“You look like you have just learned Napoleon is invading,” a voice says, “and that Nelson has meanwhile dragged all the fleet to China.”

Laurence turns to see that Captain Chenery has followed him out. They have not spoken much alone, though Chenery always strikes him as a cheerful sort, amiable and ready to take amusements from any corner. “I beg your pardon?”

Chenery laughs. “Oh - I am sorry, Laurence, but it was hard not to smile, seeing Catherine provoke you in such a way.”

“Provoke me,” Laurence echoes. Chenery looks at him expectantly, and – oh.

All at once, everything makes sense. “...And it is not just her, I suppose?”

“You had not noticed?”

“I did,” says Laurence. He had just not realized. “But I thought better of the Corps, than to think it's captains had time to mock one another.” He thought better of his friends, too. His chest feels queerly hollow.

“Mock – that is not what anyone intended,” says Chenery, sounding surprised. “It is only, you are so bloody formal all the time, you know.”

Laurence steps back. “I see,” he replies stiffly. “Excuse me, Captain; I am sure I shall see you tomorrow.”

He moves to go, but Chenery lunges forward, grabbing his arm. “Oh, hell with it,” Chenery says. “I know I am mucking this all up, and – no one is making fun, Laurence, I promise. It is only, we thought you might like to relax; so everyone has tried to be a bit more friendly. That is all. I suppose we do not talk much, but even so, I imagine it must be exhausting to act so stiff and sober every day; everyone has only been trying to help.”

Laurence is recalled oddly to Granby's apology, months ago. It was Granby's plain-spoken sincerity which moved him then. Chenery's shame and earnestness has a similar ring of truth, even if the sentiment leaves him incredulous.

“We are officers,” says Laurence. “Of course I am serious, in everything I do. We each have our duty - “

“Yes, of course,” Chenery interrupts. “But having a duty does not mean we must be without happiness, Laurence. Can you say it hurts our efficiency, being a little more loose than your navy-friends?

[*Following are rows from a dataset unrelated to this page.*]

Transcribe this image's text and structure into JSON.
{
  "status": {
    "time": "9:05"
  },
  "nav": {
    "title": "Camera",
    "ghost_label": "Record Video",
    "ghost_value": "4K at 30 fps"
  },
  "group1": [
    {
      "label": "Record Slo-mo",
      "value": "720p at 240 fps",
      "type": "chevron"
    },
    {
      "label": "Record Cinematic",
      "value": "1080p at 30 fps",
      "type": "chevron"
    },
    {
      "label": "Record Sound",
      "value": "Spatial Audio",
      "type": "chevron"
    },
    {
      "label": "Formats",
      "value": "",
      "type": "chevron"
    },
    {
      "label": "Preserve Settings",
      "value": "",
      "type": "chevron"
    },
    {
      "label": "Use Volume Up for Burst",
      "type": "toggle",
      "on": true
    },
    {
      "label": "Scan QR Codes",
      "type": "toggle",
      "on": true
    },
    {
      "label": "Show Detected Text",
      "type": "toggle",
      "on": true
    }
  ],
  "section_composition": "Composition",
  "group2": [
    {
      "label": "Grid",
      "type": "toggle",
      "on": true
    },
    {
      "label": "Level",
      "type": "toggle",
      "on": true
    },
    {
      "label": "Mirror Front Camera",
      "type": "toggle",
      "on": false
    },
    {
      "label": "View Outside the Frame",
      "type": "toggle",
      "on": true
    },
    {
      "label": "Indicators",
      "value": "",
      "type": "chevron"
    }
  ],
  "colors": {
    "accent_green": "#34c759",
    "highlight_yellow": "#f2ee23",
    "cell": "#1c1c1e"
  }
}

And if not, what is the harm?”

“It is – there are proprieties to be observed,” Laurence tries.

“Bullocks to proprieties and manners and whatever else,” Chenery snorts. “Society does not accept aviators, anyway; so I do not see why we should be constrained by Society, and made miserable by its silly rules, to boot. You would never have let us go on in the first place if you did not agree. Is it really so wrong to be happy?”

Laurence thinks of sitting at the fire with Berkley's arm around his shoulders. Harcourt laughing and kicking her feet in his lap. Temeraire, curling a wing around him on a chill night.

“No,” he says at last. “No; of course it is not.”

“Well,” says Chenery. “Then stop fretting so much, and just let yourself enjoy things. You might be surprised, I think, how easy that is.”


 

“Laurence,” Temeraire says. “You are very quiet today. Is anything wrong?”

Instead of answering Laurence poses his own question: “Would you mind if I slept out here with you tonight, my dear?”

“Of course not,” says Temeraire, nudging Laurence with his nose. “You do not need to ask.”

Laurence smiles. “Yes,” he says, and strokes Temeraire's snout. He leans closer to the dragon, wondering at all the changes of the past year. And Laurence admits to himself, for the first time, that he is glad to have left his old life behind him. “ - Yes, my dear, I think I am beginning to understand that.”